#### [GIVEN ENTRIES]

....

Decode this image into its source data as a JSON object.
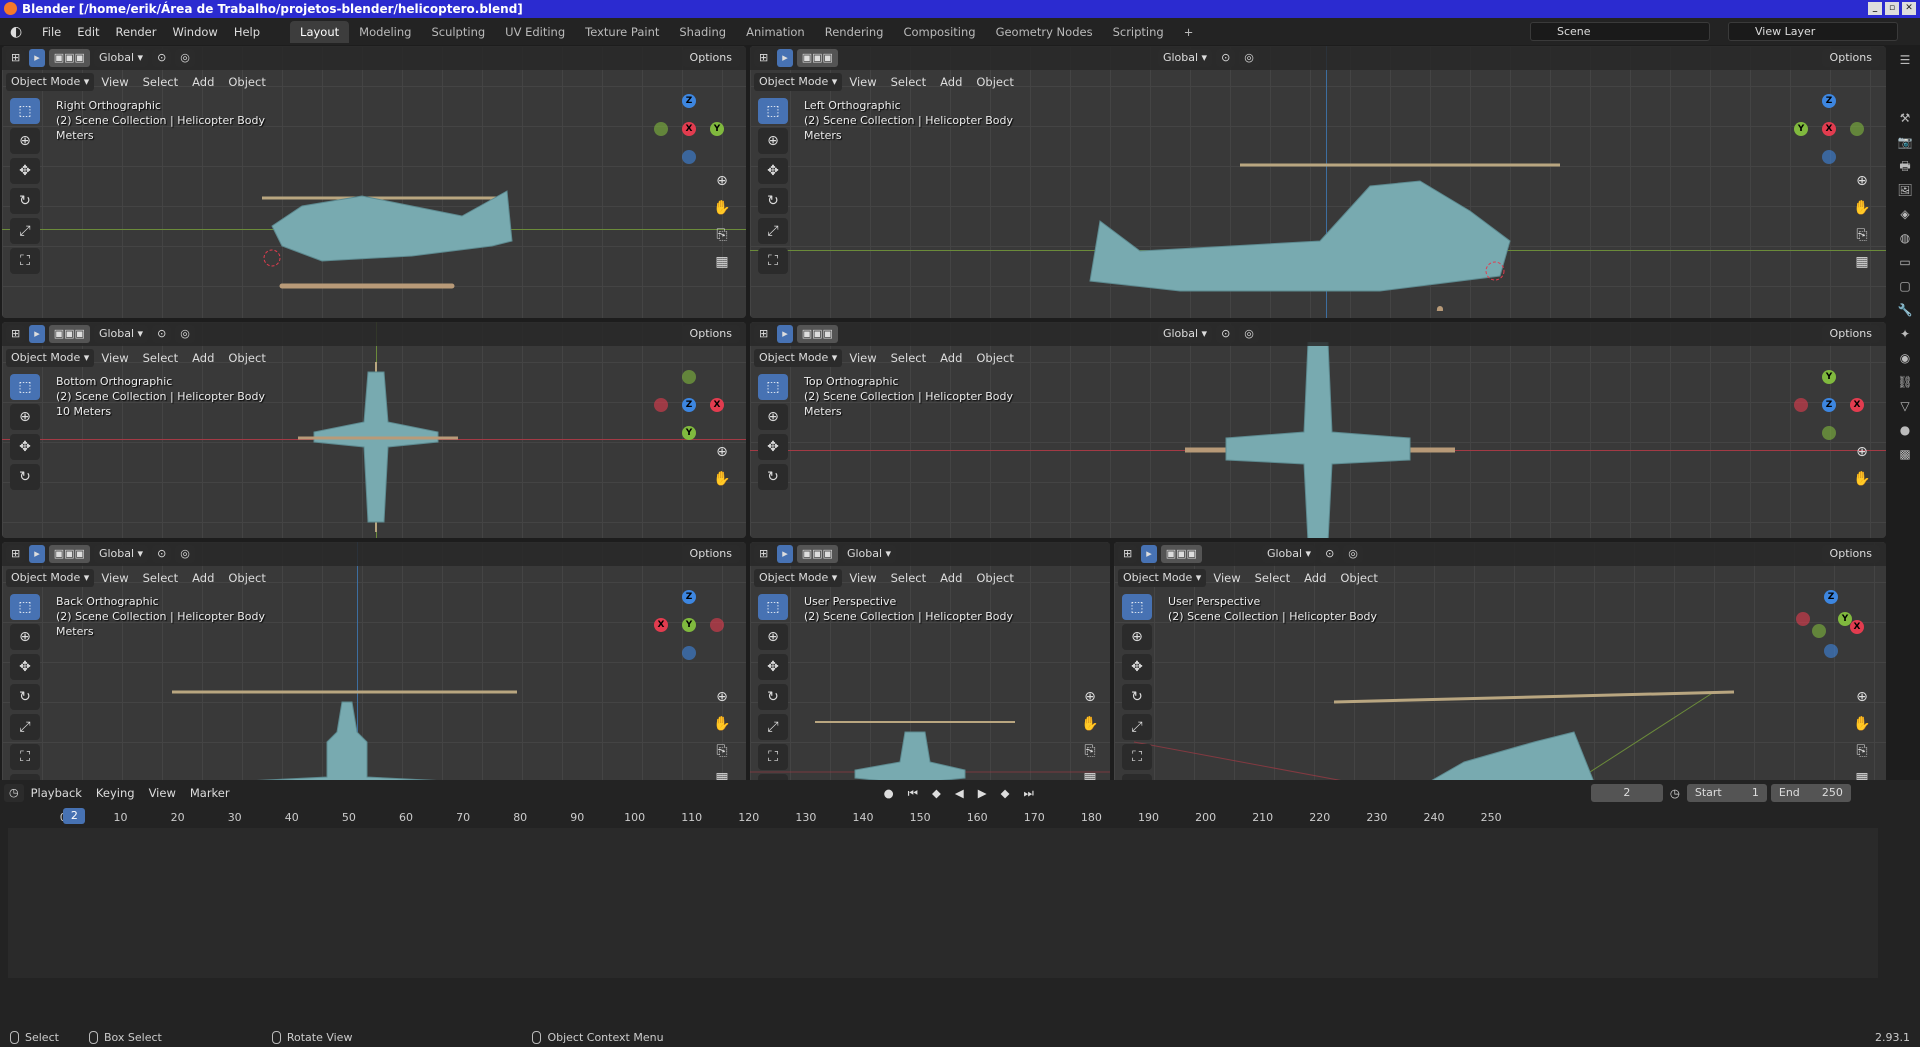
{
  "window": {
    "title": "Blender [/home/erik/Área de Trabalho/projetos-blender/helicoptero.blend]"
  },
  "menu": [
    "File",
    "Edit",
    "Render",
    "Window",
    "Help"
  ],
  "workspaces": [
    "Layout",
    "Modeling",
    "Sculpting",
    "UV Editing",
    "Texture Paint",
    "Shading",
    "Animation",
    "Rendering",
    "Compositing",
    "Geometry Nodes",
    "Scripting"
  ],
  "scene": {
    "name": "Scene",
    "view_layer": "View Layer"
  },
  "header": {
    "global": "Global",
    "options": "Options",
    "mode": "Object Mode",
    "view": "View",
    "select": "Select",
    "add": "Add",
    "object": "Object"
  },
  "viewports": [
    {
      "view": "Right Orthographic",
      "collection": "(2) Scene Collection | Helicopter Body",
      "units": "Meters"
    },
    {
      "view": "Left Orthographic",
      "collection": "(2) Scene Collection | Helicopter Body",
      "units": "Meters"
    },
    {
      "view": "Bottom Orthographic",
      "collection": "(2) Scene Collection | Helicopter Body",
      "units": "10 Meters"
    },
    {
      "view": "Top Orthographic",
      "collection": "(2) Scene Collection | Helicopter Body",
      "units": "Meters"
    },
    {
      "view": "Back Orthographic",
      "collection": "(2) Scene Collection | Helicopter Body",
      "units": "Meters"
    },
    {
      "view": "User Perspective",
      "collection": "(2) Scene Collection | Helicopter Body",
      "units": ""
    },
    {
      "view": "User Perspective",
      "collection": "(2) Scene Collection | Helicopter Body",
      "units": ""
    }
  ],
  "gizmo": {
    "x": "X",
    "y": "Y",
    "z": "Z"
  },
  "timeline": {
    "menus": [
      "Playback",
      "Keying",
      "View",
      "Marker"
    ],
    "current_frame": "2",
    "start_label": "Start",
    "start": "1",
    "end_label": "End",
    "end": "250",
    "ticks": [
      "0",
      "10",
      "20",
      "30",
      "40",
      "50",
      "60",
      "70",
      "80",
      "90",
      "100",
      "110",
      "120",
      "130",
      "140",
      "150",
      "160",
      "170",
      "180",
      "190",
      "200",
      "210",
      "220",
      "230",
      "240",
      "250"
    ]
  },
  "status": {
    "select": "Select",
    "box_select": "Box Select",
    "rotate": "Rotate View",
    "context": "Object Context Menu",
    "version": "2.93.1"
  },
  "colors": {
    "accent": "#4772b3",
    "axis_x": "#e23c4f",
    "axis_y": "#80b93e",
    "axis_z": "#3d86e0",
    "heli_body": "#78aab0",
    "heli_skid": "#b89a78"
  }
}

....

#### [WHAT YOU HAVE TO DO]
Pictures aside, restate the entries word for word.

#### [SOLUTION FOR THIS PROBLEM]
Decode this image into its source data as a JSON object.
{
  "window": {
    "title": "Blender [/home/erik/Área de Trabalho/projetos-blender/helicoptero.blend]"
  },
  "menu": [
    "File",
    "Edit",
    "Render",
    "Window",
    "Help"
  ],
  "workspaces": [
    "Layout",
    "Modeling",
    "Sculpting",
    "UV Editing",
    "Texture Paint",
    "Shading",
    "Animation",
    "Rendering",
    "Compositing",
    "Geometry Nodes",
    "Scripting"
  ],
  "scene": {
    "name": "Scene",
    "view_layer": "View Layer"
  },
  "header": {
    "global": "Global",
    "options": "Options",
    "mode": "Object Mode",
    "view": "View",
    "select": "Select",
    "add": "Add",
    "object": "Object"
  },
  "viewports": [
    {
      "view": "Right Orthographic",
      "collection": "(2) Scene Collection | Helicopter Body",
      "units": "Meters"
    },
    {
      "view": "Left Orthographic",
      "collection": "(2) Scene Collection | Helicopter Body",
      "units": "Meters"
    },
    {
      "view": "Bottom Orthographic",
      "collection": "(2) Scene Collection | Helicopter Body",
      "units": "10 Meters"
    },
    {
      "view": "Top Orthographic",
      "collection": "(2) Scene Collection | Helicopter Body",
      "units": "Meters"
    },
    {
      "view": "Back Orthographic",
      "collection": "(2) Scene Collection | Helicopter Body",
      "units": "Meters"
    },
    {
      "view": "User Perspective",
      "collection": "(2) Scene Collection | Helicopter Body",
      "units": ""
    },
    {
      "view": "User Perspective",
      "collection": "(2) Scene Collection | Helicopter Body",
      "units": ""
    }
  ],
  "gizmo": {
    "x": "X",
    "y": "Y",
    "z": "Z"
  },
  "timeline": {
    "menus": [
      "Playback",
      "Keying",
      "View",
      "Marker"
    ],
    "current_frame": "2",
    "start_label": "Start",
    "start": "1",
    "end_label": "End",
    "end": "250",
    "ticks": [
      "0",
      "10",
      "20",
      "30",
      "40",
      "50",
      "60",
      "70",
      "80",
      "90",
      "100",
      "110",
      "120",
      "130",
      "140",
      "150",
      "160",
      "170",
      "180",
      "190",
      "200",
      "210",
      "220",
      "230",
      "240",
      "250"
    ]
  },
  "status": {
    "select": "Select",
    "box_select": "Box Select",
    "rotate": "Rotate View",
    "context": "Object Context Menu",
    "version": "2.93.1"
  },
  "colors": {
    "accent": "#4772b3",
    "axis_x": "#e23c4f",
    "axis_y": "#80b93e",
    "axis_z": "#3d86e0",
    "heli_body": "#78aab0",
    "heli_skid": "#b89a78"
  }
}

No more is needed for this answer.